WED 21 FEB 2018


Join curator Samantha Lippett and artist duo Rachel McRae and Sarah Derat for an evening of discussion on dying in the digital age.

The event will consider recent psychosocial shifts in our relationship with death following the growth of digital communication and social media. Inspired by the recent development of memorial websites and the ‘Facebook graveyard’, participants are also invited to consider their own digital legacies through a demonstration of the duo’s recent Augmented Reality work Digital&Dead (2017), as well as a part-screening of the award winning Revisiting Genesis (2016) by artist Oreet Ashery.

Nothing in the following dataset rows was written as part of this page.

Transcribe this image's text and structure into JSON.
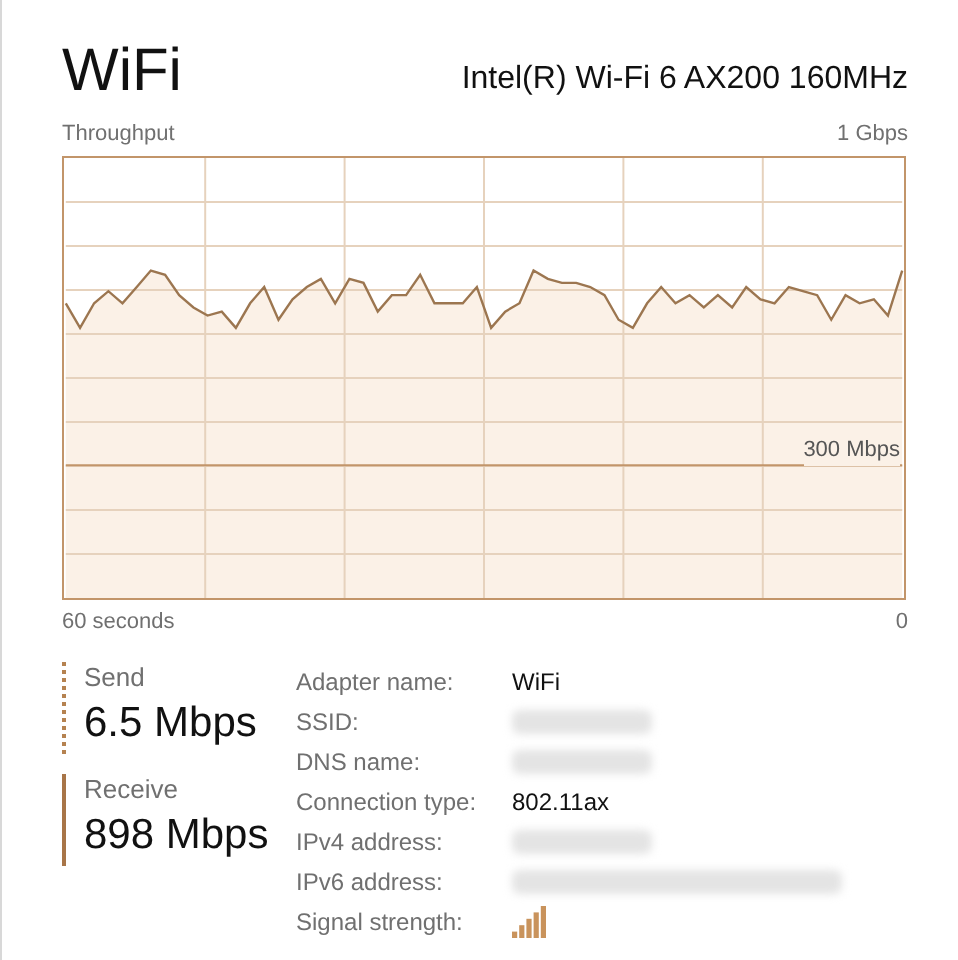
{
  "title": "WiFi",
  "adapter": "Intel(R) Wi-Fi 6 AX200 160MHz",
  "graph": {
    "label": "Throughput",
    "max_label": "1 Gbps",
    "mid_label": "300 Mbps",
    "time_label": "60 seconds",
    "zero_label": "0"
  },
  "stats": [
    {
      "label": "Send",
      "value": "6.5 Mbps",
      "kind": "send"
    },
    {
      "label": "Receive",
      "value": "898 Mbps",
      "kind": "receive"
    }
  ],
  "details": [
    {
      "label": "Adapter name:",
      "kind": "text",
      "value": "WiFi"
    },
    {
      "label": "SSID:",
      "kind": "redacted"
    },
    {
      "label": "DNS name:",
      "kind": "redacted"
    },
    {
      "label": "Connection type:",
      "kind": "text",
      "value": "802.11ax"
    },
    {
      "label": "IPv4 address:",
      "kind": "redacted"
    },
    {
      "label": "IPv6 address:",
      "kind": "redacted"
    },
    {
      "label": "Signal strength:",
      "kind": "signal"
    }
  ]
}
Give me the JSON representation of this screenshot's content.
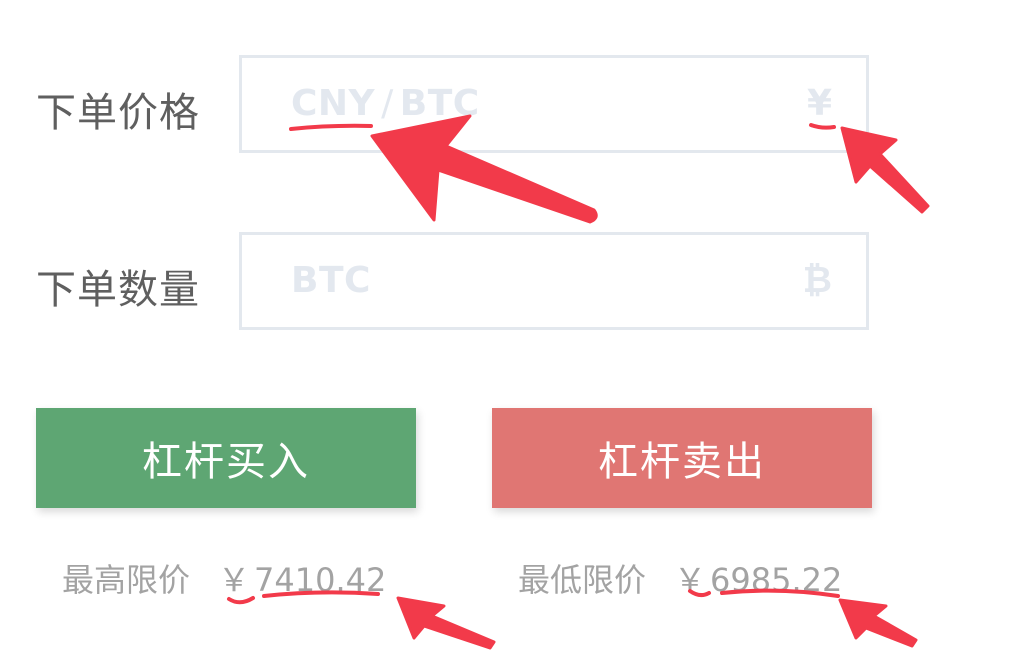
{
  "form": {
    "price": {
      "label": "下单价格",
      "placeholder_quote": "CNY",
      "placeholder_sep": "/",
      "placeholder_base": "BTC",
      "unit_symbol": "¥"
    },
    "amount": {
      "label": "下单数量",
      "placeholder": "BTC",
      "unit_symbol": "₿"
    }
  },
  "buttons": {
    "buy_label": "杠杆买入",
    "sell_label": "杠杆卖出"
  },
  "limits": {
    "max_label": "最高限价",
    "max_currency": "￥",
    "max_value": "7410.42",
    "min_label": "最低限价",
    "min_currency": "￥",
    "min_value": "6985.22"
  },
  "colors": {
    "buy": "#5ea673",
    "sell": "#e07673",
    "annotation": "#f23a4a"
  },
  "icons": {
    "price_unit": "yuan-icon",
    "amount_unit": "bitcoin-icon"
  }
}
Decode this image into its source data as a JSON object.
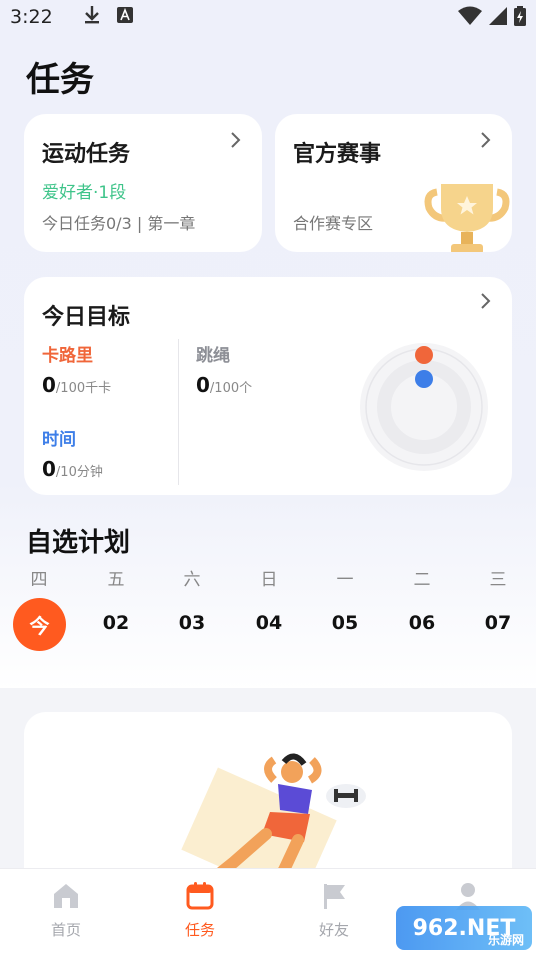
{
  "status_bar": {
    "time": "3:22"
  },
  "page": {
    "title": "任务"
  },
  "sport_task": {
    "title": "运动任务",
    "level": "爱好者·1段",
    "progress": "今日任务0/3 | 第一章"
  },
  "official_match": {
    "title": "官方赛事",
    "subtitle": "合作赛专区"
  },
  "daily_goal": {
    "title": "今日目标",
    "calories": {
      "label": "卡路里",
      "value": "0",
      "unit": "/100千卡",
      "color": "#f0663a"
    },
    "rope": {
      "label": "跳绳",
      "value": "0",
      "unit": "/100个",
      "color": "#8d8f96"
    },
    "time": {
      "label": "时间",
      "value": "0",
      "unit": "/10分钟",
      "color": "#3d7ee8"
    }
  },
  "custom_plan": {
    "title": "自选计划",
    "weekdays": [
      "四",
      "五",
      "六",
      "日",
      "一",
      "二",
      "三"
    ],
    "dates": [
      "今",
      "02",
      "03",
      "04",
      "05",
      "06",
      "07"
    ]
  },
  "tab_bar": {
    "items": [
      {
        "label": "首页",
        "icon": "home-icon"
      },
      {
        "label": "任务",
        "icon": "calendar-icon"
      },
      {
        "label": "好友",
        "icon": "flag-icon"
      },
      {
        "label": "",
        "icon": "user-icon"
      }
    ],
    "active_color": "#ff5a1f"
  },
  "watermark": {
    "brand": "962.NET",
    "sub": "乐游网"
  }
}
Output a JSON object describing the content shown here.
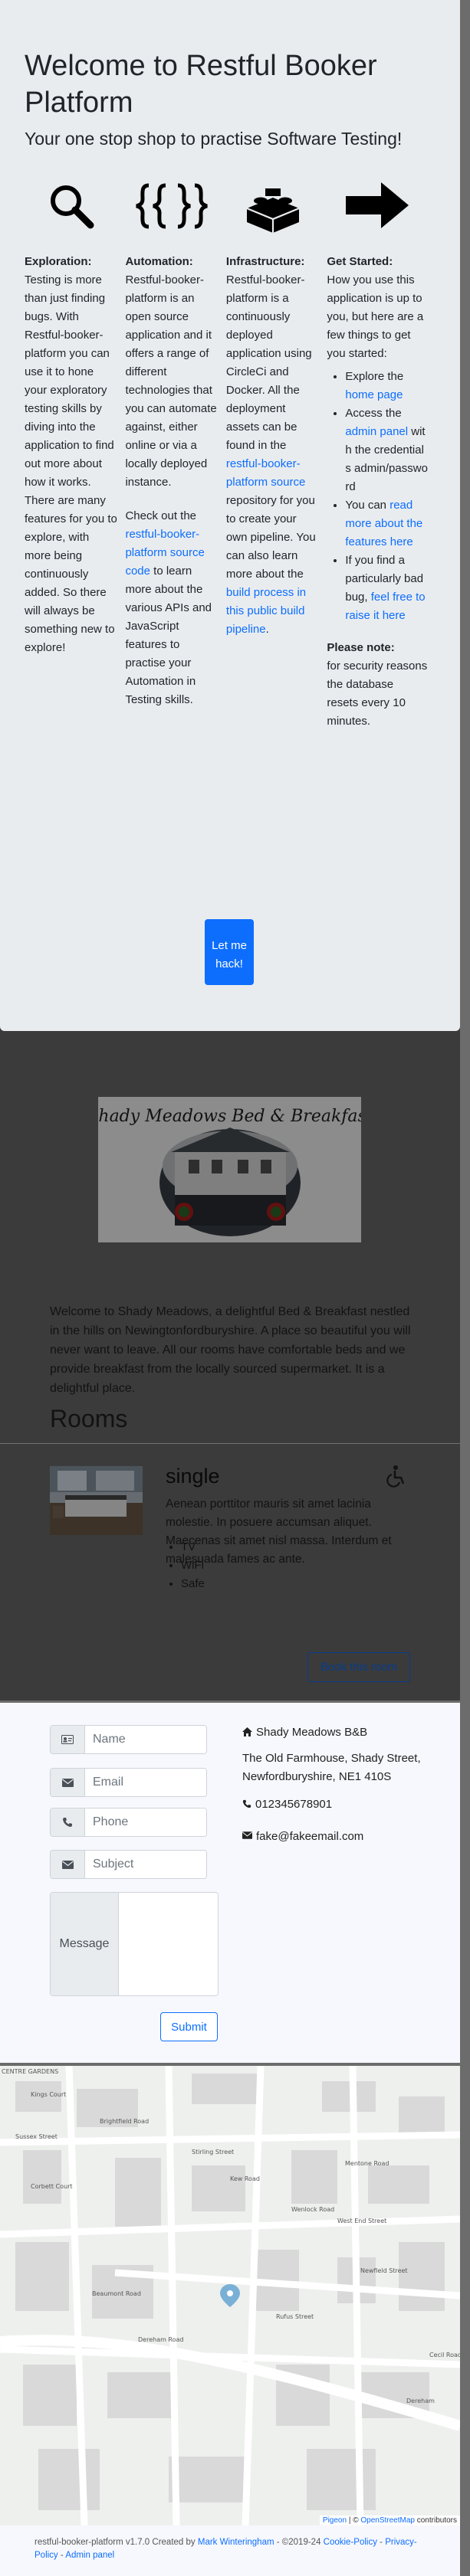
{
  "welcome": {
    "title": "Welcome to Restful Booker Platform",
    "subtitle": "Your one stop shop to practise Software Testing!",
    "exploration": {
      "heading": "Exploration:",
      "text": "Testing is more than just finding bugs. With Restful-booker-platform you can use it to hone your exploratory testing skills by diving into the application to find out more about how it works. There are many features for you to explore, with more being continuously added. So there will always be something new to explore!"
    },
    "automation": {
      "heading": "Automation:",
      "text": "Restful-booker-platform is an open source application and it offers a range of different technologies that you can automate against, either online or via a locally deployed instance.",
      "text2_pre": "Check out the ",
      "link": "restful-booker-platform source code",
      "text2_post": " to learn more about the various APIs and JavaScript features to practise your Automation in Testing skills."
    },
    "infrastructure": {
      "heading": "Infrastructure:",
      "text_pre": "Restful-booker-platform is a continuously deployed application using CircleCi and Docker. All the deployment assets can be found in the ",
      "link1": "restful-booker-platform source",
      "text_mid": " repository for you to create your own pipeline. You can also learn more about the ",
      "link2": "build process in this public build pipeline",
      "text_post": "."
    },
    "started": {
      "heading": "Get Started:",
      "intro": "How you use this application is up to you, but here are a few things to get you started:",
      "item1_pre": "Explore the ",
      "item1_link": "home page",
      "item2_pre": "Access the ",
      "item2_link": "admin panel",
      "item2_post": " with the credentials admin/password",
      "item3_pre": "You can ",
      "item3_link": "read more about the features here",
      "item4_pre": "If you find a particularly bad bug, ",
      "item4_link": "feel free to raise it here",
      "note_heading": "Please note:",
      "note": "for security reasons the database resets every 10 minutes."
    },
    "button": "Let me hack!"
  },
  "logo": {
    "text": "Shady Meadows Bed & Breakfast"
  },
  "description": "Welcome to Shady Meadows, a delightful Bed & Breakfast nestled in the hills on Newingtonfordburyshire. A place so beautiful you will never want to leave. All our rooms have comfortable beds and we provide breakfast from the locally sourced supermarket. It is a delightful place.",
  "rooms": {
    "heading": "Rooms",
    "items": [
      {
        "name": "single",
        "description": "Aenean porttitor mauris sit amet lacinia molestie. In posuere accumsan aliquet. Maecenas sit amet nisl massa. Interdum et malesuada fames ac ante.",
        "features": [
          "TV",
          "WiFi",
          "Safe"
        ],
        "book_label": "Book this room"
      }
    ]
  },
  "contact": {
    "name_placeholder": "Name",
    "email_placeholder": "Email",
    "phone_placeholder": "Phone",
    "subject_placeholder": "Subject",
    "message_label": "Message",
    "submit": "Submit",
    "business_name": "Shady Meadows B&B",
    "address": "The Old Farmhouse, Shady Street, Newfordburyshire, NE1 410S",
    "phone": "012345678901",
    "email": "fake@fakeemail.com"
  },
  "map": {
    "labels": [
      "CENTRE GARDENS",
      "Kings Court",
      "Brightfield Road",
      "Sussex Street",
      "Corbett Court",
      "Stirling Street",
      "Wenlock Road",
      "Kew Road",
      "West End Street",
      "Mentone Road",
      "Newfield Street",
      "Dereham Road",
      "Cecil Road",
      "Rufus Street",
      "Beaumont Road",
      "Dereham"
    ],
    "attribution_pigeon": "Pigeon",
    "attribution_sep": " | © ",
    "attribution_osm": "OpenStreetMap",
    "attribution_post": " contributors"
  },
  "footer": {
    "text": "restful-booker-platform v1.7.0 Created by ",
    "author": "Mark Winteringham",
    "year": " - ©2019-24 ",
    "cookie": "Cookie-Policy",
    "sep1": " - ",
    "privacy": "Privacy-Policy",
    "sep2": " - ",
    "admin": "Admin panel"
  },
  "colors": {
    "primary": "#0d6efd",
    "overlay": "#6c6c6c",
    "modal_bg": "#e9ecef"
  }
}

Has the algorithm made us eternal, or undead and what is the appropriate way to memorialise the deceased, post-body, in an age after the Internet?


To book email mail@southlondongallery.org or call 020 7703 6120, the box office is open 11am-6pm, Tuesday-Sunday and 11am-9pm on Wednesdays.

Digital&Dead is supported using public funding by the Arts Council of England, the Canada Council for the Arts and made with the support of Cereproc.


Digital&Dead is a collaborative project, started in 2016, produced by artists Sarah Derat and Rachel McRae. Their work together draws from shared interests in the complex overlap(s) between the lived experience and our online lives, between our biological perceptive functions and our ghost-like avatars. Digital&Dead reconsiders the idea of the ‘haunt’ in an age of wireless signal, using Augmented Reality technology and data culled from social media accounts to create floating ‘in-between’ spaces.

Samantha Lippett is a curator and arts educator, with a practice rooted in interdisciplinary research and with the aim to produce meaningful connections between arts and health. She has lectured widely on maternal censorship, childbirth and most recently, ‘death anxiety’ and has curated projects at The Womens Art Library, Chisenhale Art Place and Deptford Cinema, amongst others. Her current research speculates over the future of healthcare in light of the UK’s NHS crisis.

Image: Digital&Dead, 2017 exhibition view, Florence Trust, London